> **Work required**: For the records below, give the number of lines where the string "label" occurs. Include nothing else.

> **Data**:
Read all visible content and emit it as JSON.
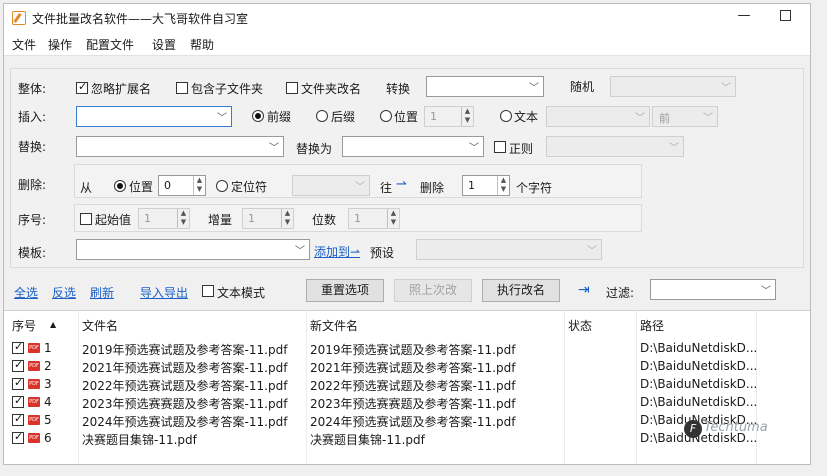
{
  "titlebar": {
    "title": "文件批量改名软件——大飞哥软件自习室",
    "min": "—"
  },
  "menu": [
    "文件",
    "操作",
    "配置文件",
    "设置",
    "帮助"
  ],
  "whole": {
    "label": "整体:",
    "ignore_ext": "忽略扩展名",
    "include_sub": "包含子文件夹",
    "folder_rename": "文件夹改名",
    "convert": "转换",
    "random": "随机"
  },
  "insert": {
    "label": "插入:",
    "prefix": "前缀",
    "suffix": "后缀",
    "position": "位置",
    "pos_value": "1",
    "text": "文本",
    "dir_value": "前"
  },
  "replace": {
    "label": "替换:",
    "replace_with": "替换为",
    "regex": "正则"
  },
  "delete": {
    "label": "删除:",
    "from": "从",
    "position": "位置",
    "pos_value": "0",
    "locator": "定位符",
    "to": "往",
    "arrow": "⇀",
    "delete_word": "删除",
    "count": "1",
    "unit": "个字符"
  },
  "serial": {
    "label": "序号:",
    "start": "起始值",
    "start_value": "1",
    "step": "增量",
    "step_value": "1",
    "digits": "位数",
    "digits_value": "1"
  },
  "template": {
    "label": "模板:",
    "add_to": "添加到⇀",
    "preset": "预设"
  },
  "toolbar": {
    "select_all": "全选",
    "invert": "反选",
    "refresh": "刷新",
    "import_export": "导入导出",
    "text_mode": "文本模式",
    "reset": "重置选项",
    "undo": "照上次改",
    "execute": "执行改名",
    "filter": "过滤:"
  },
  "table": {
    "headers": {
      "seq": "序号",
      "sort": "▲",
      "file": "文件名",
      "new_file": "新文件名",
      "status": "状态",
      "path": "路径"
    },
    "rows": [
      {
        "seq": "1",
        "file": "2019年预选赛试题及参考答案-11.pdf",
        "new_file": "2019年预选赛试题及参考答案-11.pdf",
        "path": "D:\\BaiduNetdiskD..."
      },
      {
        "seq": "2",
        "file": "2021年预选赛试题及参考答案-11.pdf",
        "new_file": "2021年预选赛试题及参考答案-11.pdf",
        "path": "D:\\BaiduNetdiskD..."
      },
      {
        "seq": "3",
        "file": "2022年预选赛试题及参考答案-11.pdf",
        "new_file": "2022年预选赛试题及参考答案-11.pdf",
        "path": "D:\\BaiduNetdiskD..."
      },
      {
        "seq": "4",
        "file": "2023年预选赛赛题及参考答案-11.pdf",
        "new_file": "2023年预选赛赛题及参考答案-11.pdf",
        "path": "D:\\BaiduNetdiskD..."
      },
      {
        "seq": "5",
        "file": "2024年预选赛试题及参考答案-11.pdf",
        "new_file": "2024年预选赛试题及参考答案-11.pdf",
        "path": "D:\\BaiduNetdiskD..."
      },
      {
        "seq": "6",
        "file": "决赛题目集锦-11.pdf",
        "new_file": "决赛题目集锦-11.pdf",
        "path": "D:\\BaiduNetdiskD..."
      }
    ]
  },
  "watermark": {
    "text": "Techtuma"
  }
}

> **Result of this exercise**: 6